**Problem statement:** Find the string "Utilisateurs" in the records. Copy each line that has it.

Recorded data Start Marker

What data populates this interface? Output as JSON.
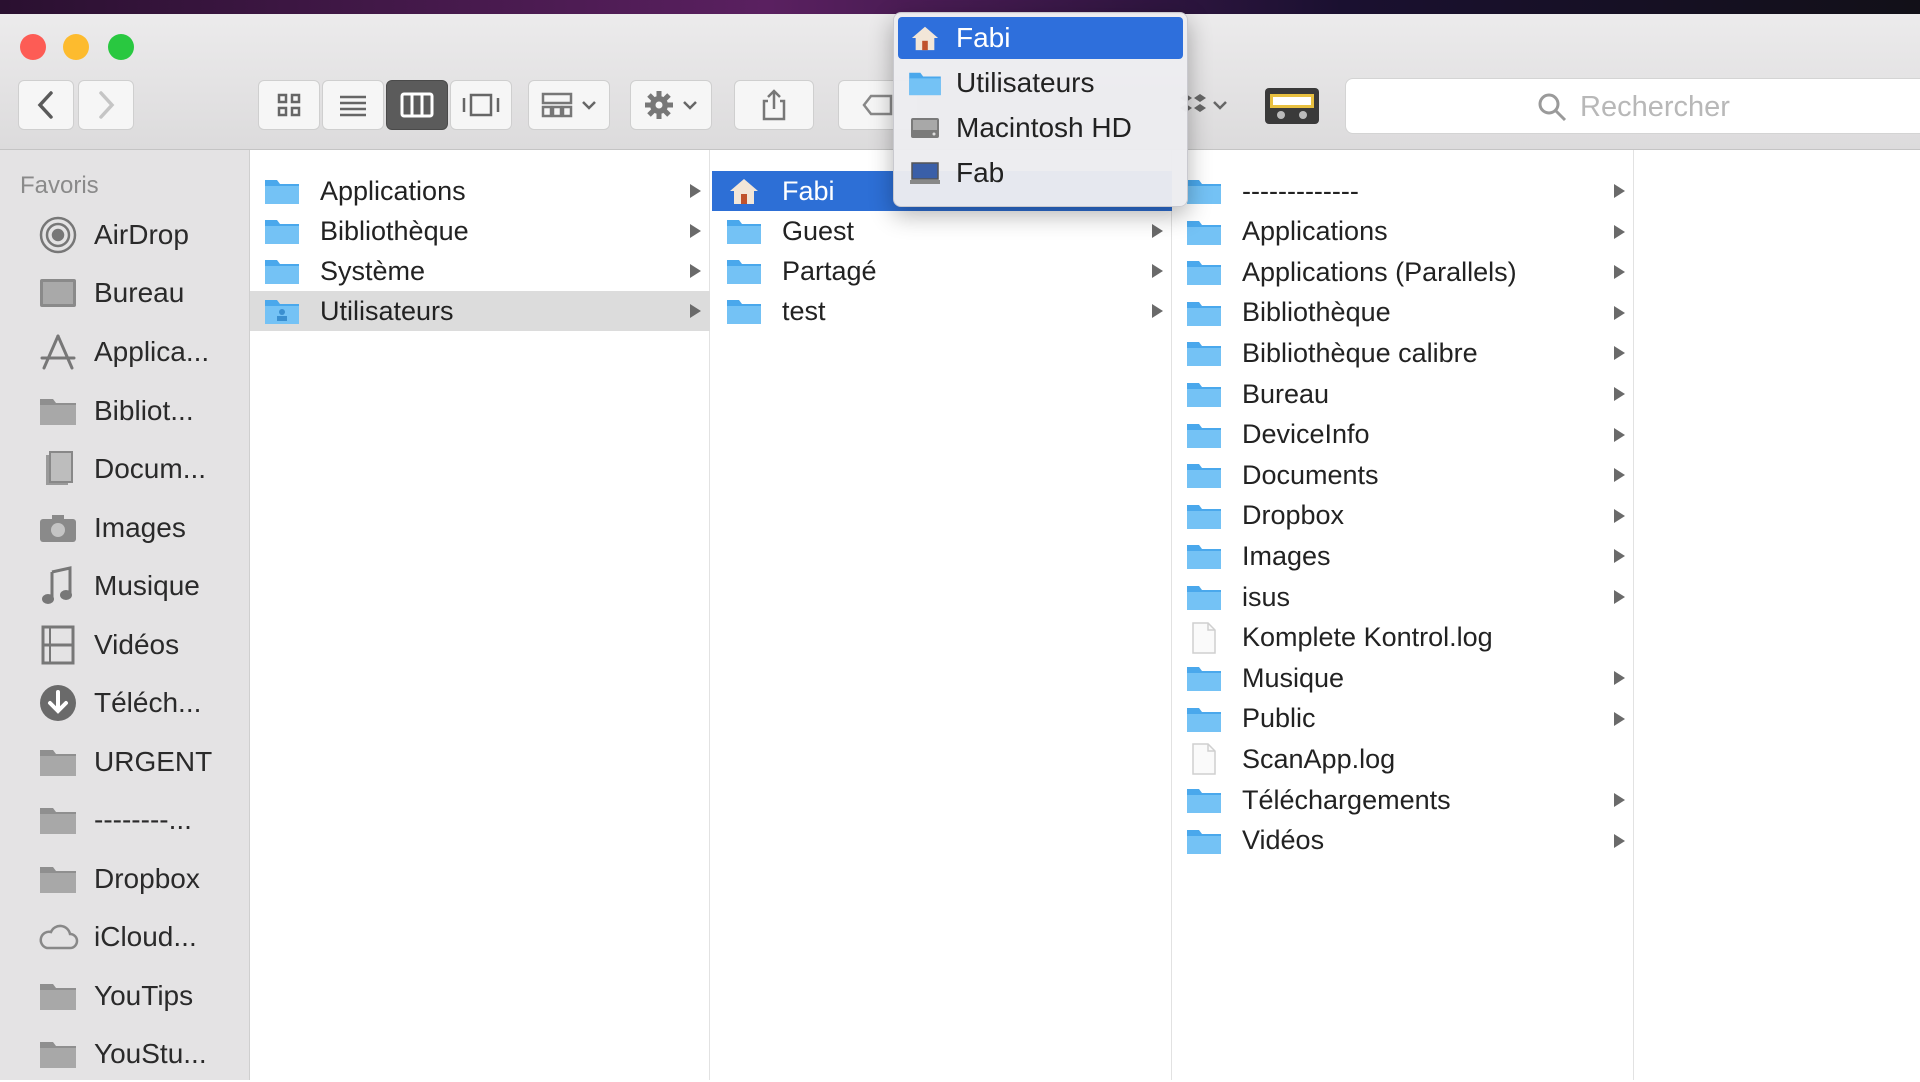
{
  "toolbar": {
    "search_placeholder": "Rechercher"
  },
  "sidebar": {
    "heading": "Favoris",
    "items": [
      {
        "label": "AirDrop",
        "icon": "airdrop-icon"
      },
      {
        "label": "Bureau",
        "icon": "desktop-icon"
      },
      {
        "label": "Applica...",
        "icon": "applications-icon"
      },
      {
        "label": "Bibliot...",
        "icon": "folder-icon"
      },
      {
        "label": "Docum...",
        "icon": "documents-icon"
      },
      {
        "label": "Images",
        "icon": "camera-icon"
      },
      {
        "label": "Musique",
        "icon": "music-note-icon"
      },
      {
        "label": "Vidéos",
        "icon": "film-icon"
      },
      {
        "label": "Téléch...",
        "icon": "download-icon"
      },
      {
        "label": "URGENT",
        "icon": "folder-icon"
      },
      {
        "label": "--------...",
        "icon": "folder-icon"
      },
      {
        "label": "Dropbox",
        "icon": "folder-icon"
      },
      {
        "label": "iCloud...",
        "icon": "cloud-icon"
      },
      {
        "label": "YouTips",
        "icon": "folder-icon"
      },
      {
        "label": "YouStu...",
        "icon": "folder-icon"
      }
    ]
  },
  "column1": {
    "items": [
      {
        "label": "Applications"
      },
      {
        "label": "Bibliothèque"
      },
      {
        "label": "Système"
      },
      {
        "label": "Utilisateurs"
      }
    ]
  },
  "column2": {
    "items": [
      {
        "label": "Fabi"
      },
      {
        "label": "Guest"
      },
      {
        "label": "Partagé"
      },
      {
        "label": "test"
      }
    ]
  },
  "column3": {
    "items": [
      {
        "label": "-------------"
      },
      {
        "label": "Applications"
      },
      {
        "label": "Applications (Parallels)"
      },
      {
        "label": "Bibliothèque"
      },
      {
        "label": "Bibliothèque calibre"
      },
      {
        "label": "Bureau"
      },
      {
        "label": "DeviceInfo"
      },
      {
        "label": "Documents"
      },
      {
        "label": "Dropbox"
      },
      {
        "label": "Images"
      },
      {
        "label": "isus"
      },
      {
        "label": "Komplete Kontrol.log"
      },
      {
        "label": "Musique"
      },
      {
        "label": "Public"
      },
      {
        "label": "ScanApp.log"
      },
      {
        "label": "Téléchargements"
      },
      {
        "label": "Vidéos"
      }
    ]
  },
  "path_menu": {
    "items": [
      {
        "label": "Fabi",
        "icon": "home-icon"
      },
      {
        "label": "Utilisateurs",
        "icon": "folder-icon"
      },
      {
        "label": "Macintosh HD",
        "icon": "hard-drive-icon"
      },
      {
        "label": "Fab",
        "icon": "computer-icon"
      }
    ]
  },
  "colors": {
    "selection_blue": "#2d6fd6",
    "folder_blue": "#5fb6ef"
  }
}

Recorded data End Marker

**Problem solution:**
        "label": "Utilisateurs"
        "label": "Utilisateurs",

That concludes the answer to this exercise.